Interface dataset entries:
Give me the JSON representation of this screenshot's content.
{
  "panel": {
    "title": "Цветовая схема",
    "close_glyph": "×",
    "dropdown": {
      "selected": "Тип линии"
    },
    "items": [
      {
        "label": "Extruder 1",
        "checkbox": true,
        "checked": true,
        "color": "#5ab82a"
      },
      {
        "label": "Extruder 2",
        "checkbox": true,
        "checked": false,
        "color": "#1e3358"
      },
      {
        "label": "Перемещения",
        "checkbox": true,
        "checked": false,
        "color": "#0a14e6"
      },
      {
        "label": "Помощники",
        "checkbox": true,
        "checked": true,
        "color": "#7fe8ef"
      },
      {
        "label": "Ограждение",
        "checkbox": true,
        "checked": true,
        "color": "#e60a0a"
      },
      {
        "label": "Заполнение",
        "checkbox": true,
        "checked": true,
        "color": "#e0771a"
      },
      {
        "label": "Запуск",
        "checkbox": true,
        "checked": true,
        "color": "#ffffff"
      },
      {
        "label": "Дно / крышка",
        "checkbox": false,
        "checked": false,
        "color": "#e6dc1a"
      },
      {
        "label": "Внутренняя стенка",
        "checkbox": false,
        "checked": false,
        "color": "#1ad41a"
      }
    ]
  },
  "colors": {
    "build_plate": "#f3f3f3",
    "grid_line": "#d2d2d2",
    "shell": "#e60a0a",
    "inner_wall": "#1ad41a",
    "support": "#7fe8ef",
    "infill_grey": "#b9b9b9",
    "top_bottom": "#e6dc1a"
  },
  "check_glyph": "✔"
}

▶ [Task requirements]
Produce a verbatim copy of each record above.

▶ [Task output]
Give me the JSON representation of this screenshot's content.
{
  "panel": {
    "title": "Цветовая схема",
    "close_glyph": "×",
    "dropdown": {
      "selected": "Тип линии"
    },
    "items": [
      {
        "label": "Extruder 1",
        "checkbox": true,
        "checked": true,
        "color": "#5ab82a"
      },
      {
        "label": "Extruder 2",
        "checkbox": true,
        "checked": false,
        "color": "#1e3358"
      },
      {
        "label": "Перемещения",
        "checkbox": true,
        "checked": false,
        "color": "#0a14e6"
      },
      {
        "label": "Помощники",
        "checkbox": true,
        "checked": true,
        "color": "#7fe8ef"
      },
      {
        "label": "Ограждение",
        "checkbox": true,
        "checked": true,
        "color": "#e60a0a"
      },
      {
        "label": "Заполнение",
        "checkbox": true,
        "checked": true,
        "color": "#e0771a"
      },
      {
        "label": "Запуск",
        "checkbox": true,
        "checked": true,
        "color": "#ffffff"
      },
      {
        "label": "Дно / крышка",
        "checkbox": false,
        "checked": false,
        "color": "#e6dc1a"
      },
      {
        "label": "Внутренняя стенка",
        "checkbox": false,
        "checked": false,
        "color": "#1ad41a"
      }
    ]
  },
  "colors": {
    "build_plate": "#f3f3f3",
    "grid_line": "#d2d2d2",
    "shell": "#e60a0a",
    "inner_wall": "#1ad41a",
    "support": "#7fe8ef",
    "infill_grey": "#b9b9b9",
    "top_bottom": "#e6dc1a"
  },
  "check_glyph": "✔"
}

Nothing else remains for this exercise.